At Engravers Guild of London, we always remark how an engraving should last for time immemorial.
Our personalised pocket watches, hip flasks and other gifts are designed to endure forever, with the idea being that a fleeting moment or achievement can continue to live on.
Although we associate this more with the high spirited occasions of life – such as weddings, anniversaries, birthdays and awards – engravings also serve an important role in helping us to remember those who are no longer with us.
Our engraved lockets, for example, are sometimes bought as a keepsake for those who want to cherish precious memories of a loved one.
Of course, one of the most enduring impressions people leave behind is with the inscription on their headstone.
The engraving represents an important focal point to remember the person, and we feel it should be an appropriate and fitting footnote to the life that was lived.
As such, we’re pleased this week to read that a man who contributed so much to Britain will finally have the engraved tribute that he deserves.
William Blake, the celebrated poet and painter, died in obscurity in 1827. He wrote the words to the wonderful hymn “Jerusalem”, and contributed much throughout his lifetime to our cultural heritage.

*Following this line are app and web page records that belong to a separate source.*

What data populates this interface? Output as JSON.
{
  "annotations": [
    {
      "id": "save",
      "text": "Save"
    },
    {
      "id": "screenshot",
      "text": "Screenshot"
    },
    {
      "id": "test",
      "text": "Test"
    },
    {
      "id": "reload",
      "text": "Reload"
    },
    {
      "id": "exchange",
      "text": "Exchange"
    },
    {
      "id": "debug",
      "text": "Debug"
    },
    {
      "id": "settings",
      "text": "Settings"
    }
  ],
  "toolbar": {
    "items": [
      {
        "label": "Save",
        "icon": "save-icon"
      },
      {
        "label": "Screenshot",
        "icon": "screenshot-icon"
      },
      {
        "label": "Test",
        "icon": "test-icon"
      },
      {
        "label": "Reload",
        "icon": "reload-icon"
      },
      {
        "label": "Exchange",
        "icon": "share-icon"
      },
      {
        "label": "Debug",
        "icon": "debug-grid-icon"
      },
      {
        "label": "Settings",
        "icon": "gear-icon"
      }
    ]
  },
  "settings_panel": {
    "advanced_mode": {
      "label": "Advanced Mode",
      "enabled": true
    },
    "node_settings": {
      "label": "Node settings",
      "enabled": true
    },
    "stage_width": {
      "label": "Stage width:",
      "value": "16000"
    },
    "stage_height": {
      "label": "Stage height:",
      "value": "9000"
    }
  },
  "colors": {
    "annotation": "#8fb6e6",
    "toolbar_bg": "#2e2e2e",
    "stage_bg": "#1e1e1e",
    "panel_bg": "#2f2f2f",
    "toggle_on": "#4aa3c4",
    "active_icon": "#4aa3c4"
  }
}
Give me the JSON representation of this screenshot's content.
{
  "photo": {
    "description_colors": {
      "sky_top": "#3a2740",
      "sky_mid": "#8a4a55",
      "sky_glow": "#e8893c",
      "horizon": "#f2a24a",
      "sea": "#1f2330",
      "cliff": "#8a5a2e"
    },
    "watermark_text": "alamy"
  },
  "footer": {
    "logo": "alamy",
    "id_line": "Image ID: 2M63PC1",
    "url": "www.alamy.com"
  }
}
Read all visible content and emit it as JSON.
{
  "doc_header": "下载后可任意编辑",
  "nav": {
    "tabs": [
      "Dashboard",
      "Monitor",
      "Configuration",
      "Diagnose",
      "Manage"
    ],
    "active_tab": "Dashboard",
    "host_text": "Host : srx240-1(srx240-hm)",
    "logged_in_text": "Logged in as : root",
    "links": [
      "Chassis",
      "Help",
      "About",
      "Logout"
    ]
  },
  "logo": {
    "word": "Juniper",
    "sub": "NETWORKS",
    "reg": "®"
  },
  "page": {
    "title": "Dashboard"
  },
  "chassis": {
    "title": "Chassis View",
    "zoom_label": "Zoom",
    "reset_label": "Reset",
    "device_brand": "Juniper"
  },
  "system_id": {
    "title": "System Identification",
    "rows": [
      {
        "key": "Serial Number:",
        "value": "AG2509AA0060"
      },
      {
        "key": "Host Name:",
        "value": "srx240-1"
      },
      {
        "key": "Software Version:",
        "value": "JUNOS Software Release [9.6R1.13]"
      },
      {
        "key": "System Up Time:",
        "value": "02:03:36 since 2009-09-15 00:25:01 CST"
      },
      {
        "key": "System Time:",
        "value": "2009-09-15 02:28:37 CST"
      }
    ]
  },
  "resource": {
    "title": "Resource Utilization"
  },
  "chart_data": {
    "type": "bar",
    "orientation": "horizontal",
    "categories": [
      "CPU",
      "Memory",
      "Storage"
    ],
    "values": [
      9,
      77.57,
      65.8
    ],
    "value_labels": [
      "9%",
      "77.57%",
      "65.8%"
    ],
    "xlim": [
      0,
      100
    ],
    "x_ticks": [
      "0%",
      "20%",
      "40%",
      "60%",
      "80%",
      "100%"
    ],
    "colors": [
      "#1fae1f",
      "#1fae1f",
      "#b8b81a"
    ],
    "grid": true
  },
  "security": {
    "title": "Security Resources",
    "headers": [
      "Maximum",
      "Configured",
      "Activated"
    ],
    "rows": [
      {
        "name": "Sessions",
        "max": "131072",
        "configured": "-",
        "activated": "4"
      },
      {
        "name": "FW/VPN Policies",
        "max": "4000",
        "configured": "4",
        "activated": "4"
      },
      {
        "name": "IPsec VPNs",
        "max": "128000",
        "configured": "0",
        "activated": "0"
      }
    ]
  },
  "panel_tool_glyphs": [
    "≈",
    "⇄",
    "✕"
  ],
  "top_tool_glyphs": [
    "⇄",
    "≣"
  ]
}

Unfortunately, though, perhaps the full value of what he gave to the country was not recognised as it should have been, and he was buried in a public grave in London with the precise whereabouts unknown.
However, thanks to the work of the Blake Society, his final resting place has been discovered and £30,000 has been raised to create a more fitting headstone.
On the surface of the stone is to be engraved some of his own words:
‘I give you the end of a golden string / Only wind it into a ball / It will lead you in at Heavens gate / Built in Jerusalem’s wall.’
With that engraving we like to think that a little more of the man lives on in our memories, and we join others to celebrate his achievements.